Stored data entries:
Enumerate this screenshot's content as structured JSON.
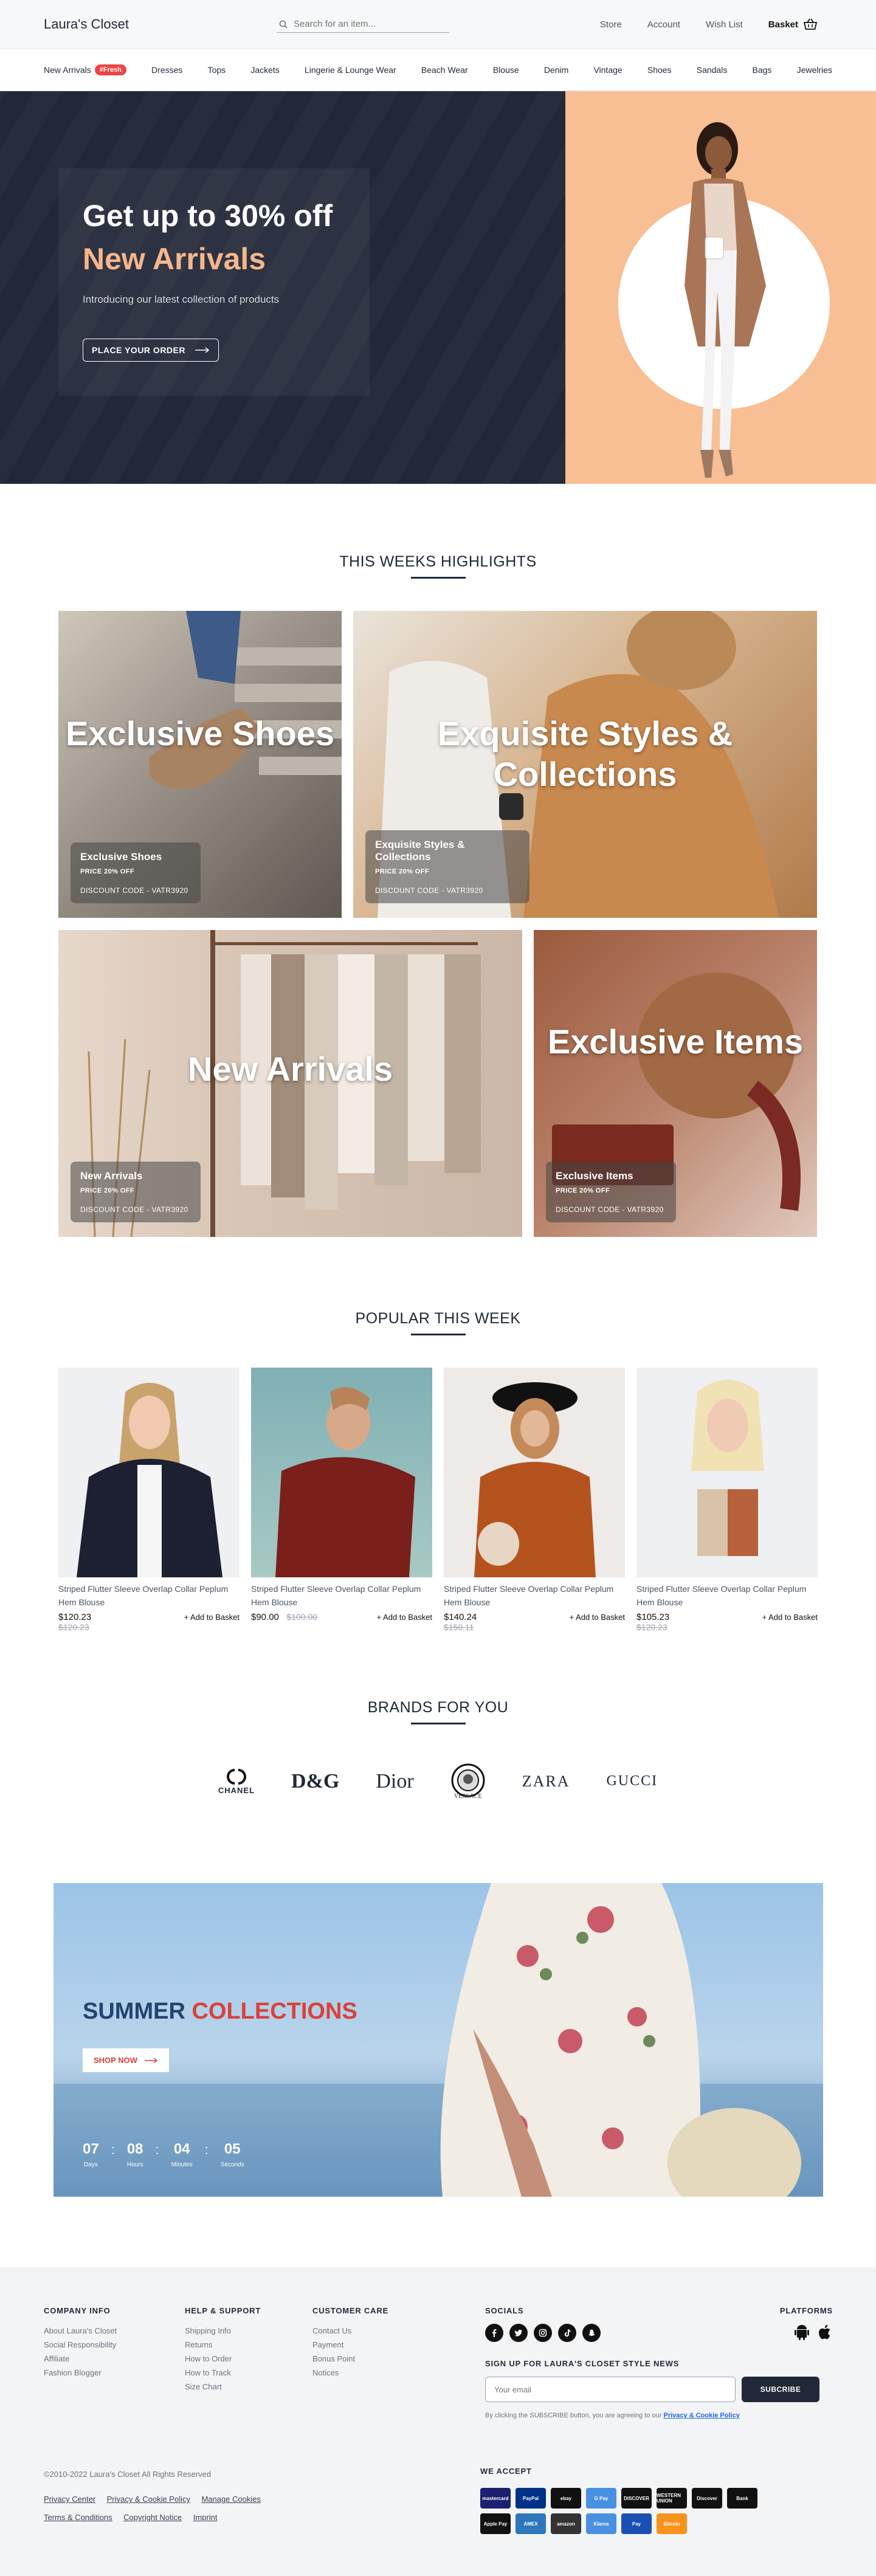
{
  "header": {
    "logo": "Laura's Closet",
    "search_placeholder": "Search for an item...",
    "nav": [
      "Store",
      "Account",
      "Wish List"
    ],
    "basket": "Basket"
  },
  "categories": [
    {
      "label": "New Arrivals",
      "badge": "#Fresh"
    },
    {
      "label": "Dresses"
    },
    {
      "label": "Tops"
    },
    {
      "label": "Jackets"
    },
    {
      "label": "Lingerie & Lounge Wear"
    },
    {
      "label": "Beach Wear"
    },
    {
      "label": "Blouse"
    },
    {
      "label": "Denim"
    },
    {
      "label": "Vintage"
    },
    {
      "label": "Shoes"
    },
    {
      "label": "Sandals"
    },
    {
      "label": "Bags"
    },
    {
      "label": "Jewelries"
    }
  ],
  "hero": {
    "title": "Get up to 30% off",
    "subtitle": "New Arrivals",
    "description": "Introducing our latest collection of products",
    "cta": "PLACE YOUR ORDER"
  },
  "highlights": {
    "title": "THIS WEEKS HIGHLIGHTS",
    "tiles": [
      {
        "big": "Exclusive Shoes",
        "name": "Exclusive Shoes",
        "promo": "PRICE 20% OFF",
        "code": "DISCOUNT CODE - VATR3920"
      },
      {
        "big": "Exquisite Styles & Collections",
        "name": "Exquisite Styles & Collections",
        "promo": "PRICE 20% OFF",
        "code": "DISCOUNT CODE - VATR3920"
      },
      {
        "big": "New Arrivals",
        "name": "New Arrivals",
        "promo": "PRICE 20% OFF",
        "code": "DISCOUNT CODE - VATR3920"
      },
      {
        "big": "Exclusive Items",
        "name": "Exclusive Items",
        "promo": "PRICE 20% OFF",
        "code": "DISCOUNT CODE - VATR3920"
      }
    ]
  },
  "popular": {
    "title": "POPULAR THIS WEEK",
    "add_label": "+ Add to Basket",
    "products": [
      {
        "name": "Striped Flutter Sleeve Overlap Collar Peplum Hem Blouse",
        "price": "$120.23",
        "old": "$120.23"
      },
      {
        "name": "Striped Flutter Sleeve Overlap Collar Peplum Hem Blouse",
        "price": "$90.00",
        "old": "$100.00"
      },
      {
        "name": "Striped Flutter Sleeve Overlap Collar Peplum Hem Blouse",
        "price": "$140.24",
        "old": "$150.11"
      },
      {
        "name": "Striped Flutter Sleeve Overlap Collar Peplum Hem Blouse",
        "price": "$105.23",
        "old": "$120.23"
      }
    ]
  },
  "brands": {
    "title": "BRANDS FOR YOU",
    "items": [
      "CHANEL",
      "D&G",
      "Dior",
      "VERSACE",
      "ZARA",
      "GUCCI"
    ]
  },
  "summer": {
    "title_a": "SUMMER",
    "title_b": "COLLECTIONS",
    "cta": "SHOP NOW",
    "countdown": [
      {
        "value": "07",
        "label": "Days"
      },
      {
        "value": "08",
        "label": "Hours"
      },
      {
        "value": "04",
        "label": "Minutes"
      },
      {
        "value": "05",
        "label": "Seconds"
      }
    ]
  },
  "footer": {
    "company": {
      "title": "COMPANY INFO",
      "links": [
        "About Laura's Closet",
        "Social Responsibility",
        "Affiliate",
        "Fashion Blogger"
      ]
    },
    "help": {
      "title": "HELP & SUPPORT",
      "links": [
        "Shipping Info",
        "Returns",
        "How to Order",
        "How to Track",
        "Size Chart"
      ]
    },
    "care": {
      "title": "CUSTOMER CARE",
      "links": [
        "Contact Us",
        "Payment",
        "Bonus Point",
        "Notices"
      ]
    },
    "socials_title": "SOCIALS",
    "platforms_title": "PLATFORMS",
    "signup_title": "SIGN UP FOR LAURA'S CLOSET  STYLE NEWS",
    "email_placeholder": "Your email",
    "subscribe": "SUBCRIBE",
    "agree_text": "By clicking the SUBSCRIBE button, you are agreeing to our",
    "agree_link": "Privacy & Cookie Policy",
    "copyright": "©2010-2022 Laura's Closet All Rights Reserved",
    "legal_row1": [
      "Privacy Center",
      "Privacy & Cookie Policy",
      "Manage Cookies"
    ],
    "legal_row2": [
      "Terms & Conditions",
      "Copyright Notice",
      "Imprint"
    ],
    "we_accept": "WE ACCEPT",
    "payments": [
      {
        "name": "mastercard",
        "color": "#1a1f71"
      },
      {
        "name": "PayPal",
        "color": "#003087"
      },
      {
        "name": "ebay",
        "color": "#111111"
      },
      {
        "name": "G Pay",
        "color": "#4a90e2"
      },
      {
        "name": "DISCOVER",
        "color": "#111111"
      },
      {
        "name": "WESTERN UNION",
        "color": "#111111"
      },
      {
        "name": "Discover",
        "color": "#111111"
      },
      {
        "name": "Bank",
        "color": "#111111"
      },
      {
        "name": "Apple Pay",
        "color": "#111111"
      },
      {
        "name": "AMEX",
        "color": "#2e77bc"
      },
      {
        "name": "amazon",
        "color": "#333333"
      },
      {
        "name": "Klarna",
        "color": "#4a90e2"
      },
      {
        "name": "Pay",
        "color": "#1a4fb4"
      },
      {
        "name": "Bitcoin",
        "color": "#f7931a"
      }
    ]
  }
}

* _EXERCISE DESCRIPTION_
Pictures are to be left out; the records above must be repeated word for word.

* _EXERCISE OUTPUT_
Enumerate this screenshot's content as structured JSON.
{
  "header": {
    "logo": "Laura's Closet",
    "search_placeholder": "Search for an item...",
    "nav": [
      "Store",
      "Account",
      "Wish List"
    ],
    "basket": "Basket"
  },
  "categories": [
    {
      "label": "New Arrivals",
      "badge": "#Fresh"
    },
    {
      "label": "Dresses"
    },
    {
      "label": "Tops"
    },
    {
      "label": "Jackets"
    },
    {
      "label": "Lingerie & Lounge Wear"
    },
    {
      "label": "Beach Wear"
    },
    {
      "label": "Blouse"
    },
    {
      "label": "Denim"
    },
    {
      "label": "Vintage"
    },
    {
      "label": "Shoes"
    },
    {
      "label": "Sandals"
    },
    {
      "label": "Bags"
    },
    {
      "label": "Jewelries"
    }
  ],
  "hero": {
    "title": "Get up to 30% off",
    "subtitle": "New Arrivals",
    "description": "Introducing our latest collection of products",
    "cta": "PLACE YOUR ORDER"
  },
  "highlights": {
    "title": "THIS WEEKS HIGHLIGHTS",
    "tiles": [
      {
        "big": "Exclusive Shoes",
        "name": "Exclusive Shoes",
        "promo": "PRICE 20% OFF",
        "code": "DISCOUNT CODE - VATR3920"
      },
      {
        "big": "Exquisite Styles & Collections",
        "name": "Exquisite Styles & Collections",
        "promo": "PRICE 20% OFF",
        "code": "DISCOUNT CODE - VATR3920"
      },
      {
        "big": "New Arrivals",
        "name": "New Arrivals",
        "promo": "PRICE 20% OFF",
        "code": "DISCOUNT CODE - VATR3920"
      },
      {
        "big": "Exclusive Items",
        "name": "Exclusive Items",
        "promo": "PRICE 20% OFF",
        "code": "DISCOUNT CODE - VATR3920"
      }
    ]
  },
  "popular": {
    "title": "POPULAR THIS WEEK",
    "add_label": "+ Add to Basket",
    "products": [
      {
        "name": "Striped Flutter Sleeve Overlap Collar Peplum Hem Blouse",
        "price": "$120.23",
        "old": "$120.23"
      },
      {
        "name": "Striped Flutter Sleeve Overlap Collar Peplum Hem Blouse",
        "price": "$90.00",
        "old": "$100.00"
      },
      {
        "name": "Striped Flutter Sleeve Overlap Collar Peplum Hem Blouse",
        "price": "$140.24",
        "old": "$150.11"
      },
      {
        "name": "Striped Flutter Sleeve Overlap Collar Peplum Hem Blouse",
        "price": "$105.23",
        "old": "$120.23"
      }
    ]
  },
  "brands": {
    "title": "BRANDS FOR YOU",
    "items": [
      "CHANEL",
      "D&G",
      "Dior",
      "VERSACE",
      "ZARA",
      "GUCCI"
    ]
  },
  "summer": {
    "title_a": "SUMMER",
    "title_b": "COLLECTIONS",
    "cta": "SHOP NOW",
    "countdown": [
      {
        "value": "07",
        "label": "Days"
      },
      {
        "value": "08",
        "label": "Hours"
      },
      {
        "value": "04",
        "label": "Minutes"
      },
      {
        "value": "05",
        "label": "Seconds"
      }
    ]
  },
  "footer": {
    "company": {
      "title": "COMPANY INFO",
      "links": [
        "About Laura's Closet",
        "Social Responsibility",
        "Affiliate",
        "Fashion Blogger"
      ]
    },
    "help": {
      "title": "HELP & SUPPORT",
      "links": [
        "Shipping Info",
        "Returns",
        "How to Order",
        "How to Track",
        "Size Chart"
      ]
    },
    "care": {
      "title": "CUSTOMER CARE",
      "links": [
        "Contact Us",
        "Payment",
        "Bonus Point",
        "Notices"
      ]
    },
    "socials_title": "SOCIALS",
    "platforms_title": "PLATFORMS",
    "signup_title": "SIGN UP FOR LAURA'S CLOSET  STYLE NEWS",
    "email_placeholder": "Your email",
    "subscribe": "SUBCRIBE",
    "agree_text": "By clicking the SUBSCRIBE button, you are agreeing to our",
    "agree_link": "Privacy & Cookie Policy",
    "copyright": "©2010-2022 Laura's Closet All Rights Reserved",
    "legal_row1": [
      "Privacy Center",
      "Privacy & Cookie Policy",
      "Manage Cookies"
    ],
    "legal_row2": [
      "Terms & Conditions",
      "Copyright Notice",
      "Imprint"
    ],
    "we_accept": "WE ACCEPT",
    "payments": [
      {
        "name": "mastercard",
        "color": "#1a1f71"
      },
      {
        "name": "PayPal",
        "color": "#003087"
      },
      {
        "name": "ebay",
        "color": "#111111"
      },
      {
        "name": "G Pay",
        "color": "#4a90e2"
      },
      {
        "name": "DISCOVER",
        "color": "#111111"
      },
      {
        "name": "WESTERN UNION",
        "color": "#111111"
      },
      {
        "name": "Discover",
        "color": "#111111"
      },
      {
        "name": "Bank",
        "color": "#111111"
      },
      {
        "name": "Apple Pay",
        "color": "#111111"
      },
      {
        "name": "AMEX",
        "color": "#2e77bc"
      },
      {
        "name": "amazon",
        "color": "#333333"
      },
      {
        "name": "Klarna",
        "color": "#4a90e2"
      },
      {
        "name": "Pay",
        "color": "#1a4fb4"
      },
      {
        "name": "Bitcoin",
        "color": "#f7931a"
      }
    ]
  }
}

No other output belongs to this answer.